## [SOURCE MATERIAL]
Segment Open
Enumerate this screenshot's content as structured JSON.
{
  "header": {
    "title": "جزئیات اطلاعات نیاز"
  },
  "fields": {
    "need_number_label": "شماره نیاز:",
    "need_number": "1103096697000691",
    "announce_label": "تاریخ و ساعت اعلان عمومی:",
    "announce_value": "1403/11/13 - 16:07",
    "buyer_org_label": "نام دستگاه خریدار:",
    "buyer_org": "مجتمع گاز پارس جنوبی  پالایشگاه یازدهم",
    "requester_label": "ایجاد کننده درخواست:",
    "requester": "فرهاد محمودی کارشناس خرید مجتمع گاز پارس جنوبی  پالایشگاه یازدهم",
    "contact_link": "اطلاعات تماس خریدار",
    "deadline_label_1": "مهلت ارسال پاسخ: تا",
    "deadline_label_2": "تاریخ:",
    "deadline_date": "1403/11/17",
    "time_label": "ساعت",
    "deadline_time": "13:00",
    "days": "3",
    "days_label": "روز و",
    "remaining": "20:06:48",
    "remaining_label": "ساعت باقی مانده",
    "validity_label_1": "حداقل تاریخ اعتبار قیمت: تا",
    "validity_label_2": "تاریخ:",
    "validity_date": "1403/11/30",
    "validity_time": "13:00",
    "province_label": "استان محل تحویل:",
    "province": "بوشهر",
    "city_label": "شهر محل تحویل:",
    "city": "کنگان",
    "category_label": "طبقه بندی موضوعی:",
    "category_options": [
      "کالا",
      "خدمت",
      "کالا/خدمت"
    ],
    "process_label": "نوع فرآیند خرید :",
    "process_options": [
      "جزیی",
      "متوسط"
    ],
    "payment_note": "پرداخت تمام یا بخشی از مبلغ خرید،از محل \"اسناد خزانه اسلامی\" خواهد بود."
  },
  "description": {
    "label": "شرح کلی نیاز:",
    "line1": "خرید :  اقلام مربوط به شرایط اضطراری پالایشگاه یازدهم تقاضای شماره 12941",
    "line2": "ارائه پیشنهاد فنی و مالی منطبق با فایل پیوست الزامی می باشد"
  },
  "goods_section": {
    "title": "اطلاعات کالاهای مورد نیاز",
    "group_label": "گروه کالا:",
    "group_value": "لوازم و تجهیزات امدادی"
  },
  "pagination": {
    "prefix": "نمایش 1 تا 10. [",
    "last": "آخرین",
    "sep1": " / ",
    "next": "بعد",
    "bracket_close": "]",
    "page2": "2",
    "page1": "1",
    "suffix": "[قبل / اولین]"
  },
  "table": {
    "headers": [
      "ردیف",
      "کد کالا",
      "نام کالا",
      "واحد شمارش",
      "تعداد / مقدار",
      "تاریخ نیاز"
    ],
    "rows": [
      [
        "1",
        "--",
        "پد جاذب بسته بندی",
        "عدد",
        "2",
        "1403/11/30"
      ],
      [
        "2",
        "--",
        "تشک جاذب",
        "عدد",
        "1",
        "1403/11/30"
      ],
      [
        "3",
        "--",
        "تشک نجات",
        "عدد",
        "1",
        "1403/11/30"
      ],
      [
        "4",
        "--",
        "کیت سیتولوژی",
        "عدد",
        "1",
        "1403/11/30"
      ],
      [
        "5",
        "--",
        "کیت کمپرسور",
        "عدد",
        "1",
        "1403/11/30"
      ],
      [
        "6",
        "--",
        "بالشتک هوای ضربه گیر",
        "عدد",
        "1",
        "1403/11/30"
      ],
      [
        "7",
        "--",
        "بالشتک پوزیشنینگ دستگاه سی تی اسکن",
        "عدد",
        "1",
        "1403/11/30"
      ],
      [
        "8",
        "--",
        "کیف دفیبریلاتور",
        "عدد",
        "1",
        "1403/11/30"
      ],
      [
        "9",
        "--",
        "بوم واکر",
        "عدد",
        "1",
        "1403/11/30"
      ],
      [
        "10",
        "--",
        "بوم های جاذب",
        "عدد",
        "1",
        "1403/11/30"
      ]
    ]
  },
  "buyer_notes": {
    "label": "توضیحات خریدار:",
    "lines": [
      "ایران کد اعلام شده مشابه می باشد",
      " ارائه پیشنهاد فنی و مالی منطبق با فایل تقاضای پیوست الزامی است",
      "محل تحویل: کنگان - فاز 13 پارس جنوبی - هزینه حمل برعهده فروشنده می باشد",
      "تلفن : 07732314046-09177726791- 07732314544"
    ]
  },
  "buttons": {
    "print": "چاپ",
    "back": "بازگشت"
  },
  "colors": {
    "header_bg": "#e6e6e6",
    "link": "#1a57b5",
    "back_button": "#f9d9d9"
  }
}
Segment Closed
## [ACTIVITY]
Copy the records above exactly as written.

## [EXERCISE RESPONSE]
Enumerate this screenshot's content as structured JSON.
{
  "header": {
    "title": "جزئیات اطلاعات نیاز"
  },
  "fields": {
    "need_number_label": "شماره نیاز:",
    "need_number": "1103096697000691",
    "announce_label": "تاریخ و ساعت اعلان عمومی:",
    "announce_value": "1403/11/13 - 16:07",
    "buyer_org_label": "نام دستگاه خریدار:",
    "buyer_org": "مجتمع گاز پارس جنوبی  پالایشگاه یازدهم",
    "requester_label": "ایجاد کننده درخواست:",
    "requester": "فرهاد محمودی کارشناس خرید مجتمع گاز پارس جنوبی  پالایشگاه یازدهم",
    "contact_link": "اطلاعات تماس خریدار",
    "deadline_label_1": "مهلت ارسال پاسخ: تا",
    "deadline_label_2": "تاریخ:",
    "deadline_date": "1403/11/17",
    "time_label": "ساعت",
    "deadline_time": "13:00",
    "days": "3",
    "days_label": "روز و",
    "remaining": "20:06:48",
    "remaining_label": "ساعت باقی مانده",
    "validity_label_1": "حداقل تاریخ اعتبار قیمت: تا",
    "validity_label_2": "تاریخ:",
    "validity_date": "1403/11/30",
    "validity_time": "13:00",
    "province_label": "استان محل تحویل:",
    "province": "بوشهر",
    "city_label": "شهر محل تحویل:",
    "city": "کنگان",
    "category_label": "طبقه بندی موضوعی:",
    "category_options": [
      "کالا",
      "خدمت",
      "کالا/خدمت"
    ],
    "process_label": "نوع فرآیند خرید :",
    "process_options": [
      "جزیی",
      "متوسط"
    ],
    "payment_note": "پرداخت تمام یا بخشی از مبلغ خرید،از محل \"اسناد خزانه اسلامی\" خواهد بود."
  },
  "description": {
    "label": "شرح کلی نیاز:",
    "line1": "خرید :  اقلام مربوط به شرایط اضطراری پالایشگاه یازدهم تقاضای شماره 12941",
    "line2": "ارائه پیشنهاد فنی و مالی منطبق با فایل پیوست الزامی می باشد"
  },
  "goods_section": {
    "title": "اطلاعات کالاهای مورد نیاز",
    "group_label": "گروه کالا:",
    "group_value": "لوازم و تجهیزات امدادی"
  },
  "pagination": {
    "prefix": "نمایش 1 تا 10. [",
    "last": "آخرین",
    "sep1": " / ",
    "next": "بعد",
    "bracket_close": "]",
    "page2": "2",
    "page1": "1",
    "suffix": "[قبل / اولین]"
  },
  "table": {
    "headers": [
      "ردیف",
      "کد کالا",
      "نام کالا",
      "واحد شمارش",
      "تعداد / مقدار",
      "تاریخ نیاز"
    ],
    "rows": [
      [
        "1",
        "--",
        "پد جاذب بسته بندی",
        "عدد",
        "2",
        "1403/11/30"
      ],
      [
        "2",
        "--",
        "تشک جاذب",
        "عدد",
        "1",
        "1403/11/30"
      ],
      [
        "3",
        "--",
        "تشک نجات",
        "عدد",
        "1",
        "1403/11/30"
      ],
      [
        "4",
        "--",
        "کیت سیتولوژی",
        "عدد",
        "1",
        "1403/11/30"
      ],
      [
        "5",
        "--",
        "کیت کمپرسور",
        "عدد",
        "1",
        "1403/11/30"
      ],
      [
        "6",
        "--",
        "بالشتک هوای ضربه گیر",
        "عدد",
        "1",
        "1403/11/30"
      ],
      [
        "7",
        "--",
        "بالشتک پوزیشنینگ دستگاه سی تی اسکن",
        "عدد",
        "1",
        "1403/11/30"
      ],
      [
        "8",
        "--",
        "کیف دفیبریلاتور",
        "عدد",
        "1",
        "1403/11/30"
      ],
      [
        "9",
        "--",
        "بوم واکر",
        "عدد",
        "1",
        "1403/11/30"
      ],
      [
        "10",
        "--",
        "بوم های جاذب",
        "عدد",
        "1",
        "1403/11/30"
      ]
    ]
  },
  "buyer_notes": {
    "label": "توضیحات خریدار:",
    "lines": [
      "ایران کد اعلام شده مشابه می باشد",
      " ارائه پیشنهاد فنی و مالی منطبق با فایل تقاضای پیوست الزامی است",
      "محل تحویل: کنگان - فاز 13 پارس جنوبی - هزینه حمل برعهده فروشنده می باشد",
      "تلفن : 07732314046-09177726791- 07732314544"
    ]
  },
  "buttons": {
    "print": "چاپ",
    "back": "بازگشت"
  },
  "colors": {
    "header_bg": "#e6e6e6",
    "link": "#1a57b5",
    "back_button": "#f9d9d9"
  }
}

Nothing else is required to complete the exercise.